Over the past couple of years, I’ve witnessed many contentious debates on the issue of whether it is possible to teach morality to AI machines. Wendel Wallach and Collin Allen argue that it is possible to design AI machines to develop morals using the bottom-up approach. He explains:
“In bottom-up approaches to machine morality, the emphasis is placed on creating an environment where an agent explores courses of action and learns and is rewarded for behavior that is morally praiseworthy. There are various models for bottom-up acquisition of moral capabilities. Childhood development provides one model.” (Wallach & Allen, Moral Machines)

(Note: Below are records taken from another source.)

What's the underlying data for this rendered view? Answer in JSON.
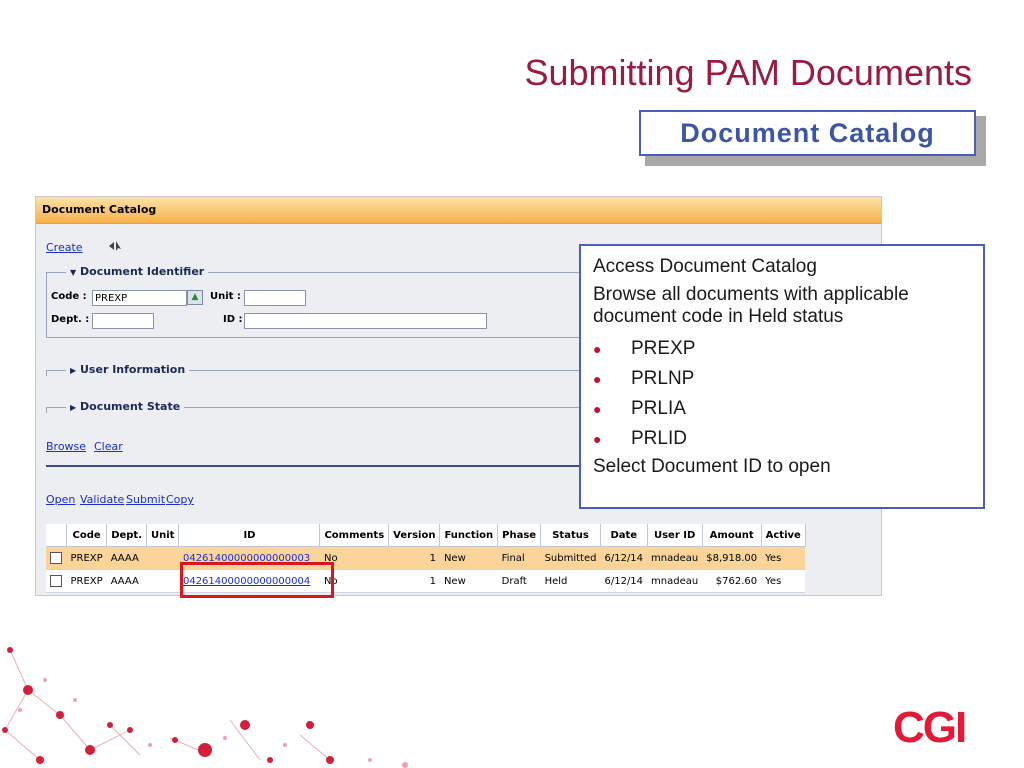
{
  "slide": {
    "title": "Submitting PAM Documents",
    "subtitle": "Document Catalog"
  },
  "app": {
    "header": "Document Catalog",
    "actions": {
      "create": "Create"
    },
    "document_identifier": {
      "legend": "Document Identifier",
      "code_label": "Code :",
      "code_value": "PREXP",
      "unit_label": "Unit :",
      "unit_value": "",
      "dept_label": "Dept. :",
      "dept_value": "",
      "id_label": "ID :",
      "id_value": ""
    },
    "user_information": {
      "legend": "User Information"
    },
    "document_state": {
      "legend": "Document State"
    },
    "search": {
      "browse": "Browse",
      "clear": "Clear"
    },
    "row_actions": {
      "open": "Open",
      "validate": "Validate",
      "submit": "Submit",
      "copy": "Copy"
    },
    "table": {
      "columns": [
        "Code",
        "Dept.",
        "Unit",
        "ID",
        "Comments",
        "Version",
        "Function",
        "Phase",
        "Status",
        "Date",
        "User ID",
        "Amount",
        "Active"
      ],
      "rows": [
        {
          "code": "PREXP",
          "dept": "AAAA",
          "unit": "",
          "id": "04261400000000000003",
          "comments": "No",
          "version": "1",
          "function": "New",
          "phase": "Final",
          "status": "Submitted",
          "date": "6/12/14",
          "user_id": "mnadeau",
          "amount": "$8,918.00",
          "active": "Yes"
        },
        {
          "code": "PREXP",
          "dept": "AAAA",
          "unit": "",
          "id": "04261400000000000004",
          "comments": "No",
          "version": "1",
          "function": "New",
          "phase": "Draft",
          "status": "Held",
          "date": "6/12/14",
          "user_id": "mnadeau",
          "amount": "$762.60",
          "active": "Yes"
        }
      ]
    }
  },
  "callout": {
    "line1": "Access Document Catalog",
    "line2": "Browse all documents with applicable document code in Held status",
    "bullet_items": [
      "PREXP",
      "PRLNP",
      "PRLIA",
      "PRLID"
    ],
    "line3": "Select Document ID to open"
  },
  "logo": {
    "text": "CGI"
  },
  "colors": {
    "title": "#9a1b3f",
    "accent_blue": "#3d55a6",
    "highlight_row": "#fbd49a",
    "logo_red": "#e31937",
    "callout_box": "#d9161c"
  }
}
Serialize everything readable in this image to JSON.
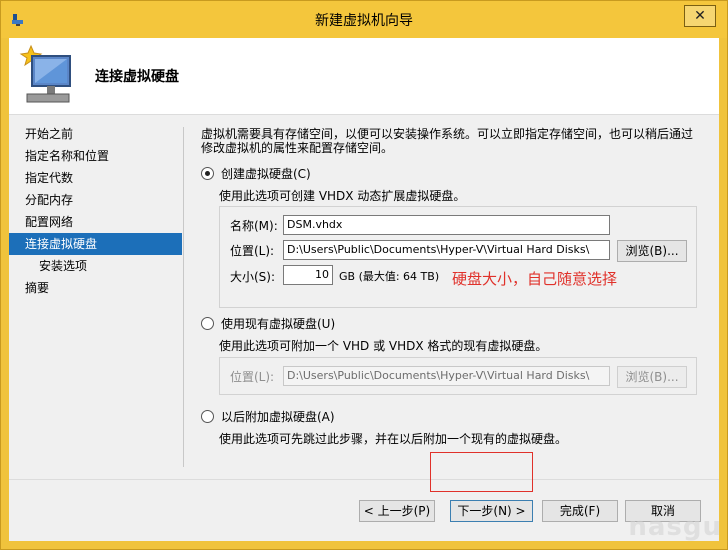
{
  "window": {
    "title": "新建虚拟机向导",
    "close_glyph": "✕"
  },
  "header": {
    "title": "连接虚拟硬盘"
  },
  "nav": {
    "items": [
      {
        "label": "开始之前"
      },
      {
        "label": "指定名称和位置"
      },
      {
        "label": "指定代数"
      },
      {
        "label": "分配内存"
      },
      {
        "label": "配置网络"
      },
      {
        "label": "连接虚拟硬盘"
      },
      {
        "label": "安装选项"
      },
      {
        "label": "摘要"
      }
    ]
  },
  "content": {
    "intro": "虚拟机需要具有存储空间，以便可以安装操作系统。可以立即指定存储空间，也可以稍后通过修改虚拟机的属性来配置存储空间。",
    "create": {
      "label": "创建虚拟硬盘(C)",
      "desc": "使用此选项可创建 VHDX 动态扩展虚拟硬盘。",
      "name_label": "名称(M):",
      "name_value": "DSM.vhdx",
      "location_label": "位置(L):",
      "location_value": "D:\\Users\\Public\\Documents\\Hyper-V\\Virtual Hard Disks\\",
      "browse_label": "浏览(B)...",
      "size_label": "大小(S):",
      "size_value": "10",
      "size_unit": "GB (最大值: 64 TB)",
      "annotation": "硬盘大小，自己随意选择"
    },
    "existing": {
      "label": "使用现有虚拟硬盘(U)",
      "desc": "使用此选项可附加一个 VHD 或 VHDX 格式的现有虚拟硬盘。",
      "location_label": "位置(L):",
      "location_value": "D:\\Users\\Public\\Documents\\Hyper-V\\Virtual Hard Disks\\",
      "browse_label": "浏览(B)..."
    },
    "later": {
      "label": "以后附加虚拟硬盘(A)",
      "desc": "使用此选项可先跳过此步骤，并在以后附加一个现有的虚拟硬盘。"
    }
  },
  "footer": {
    "prev_label": "< 上一步(P)",
    "next_label": "下一步(N) >",
    "finish_label": "完成(F)",
    "cancel_label": "取消"
  },
  "watermark": "nasgu"
}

This approach is akin to the old-fashioned way of how we teach children to grow up to become good and morally responsible adults. We give them rewards as positive reinforcement for good behaviour and punishments as negative reinforcement for bad behaviour. It is not a perfect approach, that’s for sure. There are lots of mistakes we parents make along the way. But it works through a continuous cycle of trial-and-error, anxiety and exhilaration.
The bottom-up approach to machine morality refers to the type of reinforcement learning used in AI machines that is powerful and effective. It provides continuous feedback on the ideal behaviour that we want from AI machines as they work their way through a specific environment. We put an AI machine in an environment that provides it with various alternative courses of action regarding an ethical dilemma. The AI machine evaluates the alternatives based on what it has learned from past experiences about what is right and what is wrong. It will then choose to pursue a specific course of action that it deems the best among the various moral choices. We humans will then give it feedback as to the wisdom of its choice. If it was the morally right choice, we give the AI machine a reward (high score) that will encourage it to make the same choice the next time it is faced with that similar type of ethical dilemma. If it chooses the less morally right or the immoral option, we will give the AI machine some sort of punishment (low score) that will deter it from choosing that specific course of action again.
If we can teach AI machines how to be moral, a thornier issue emerges: Whose morals will be used to teach AI machines what is right versus what is wrong? And so, the debate on moral machines rages on.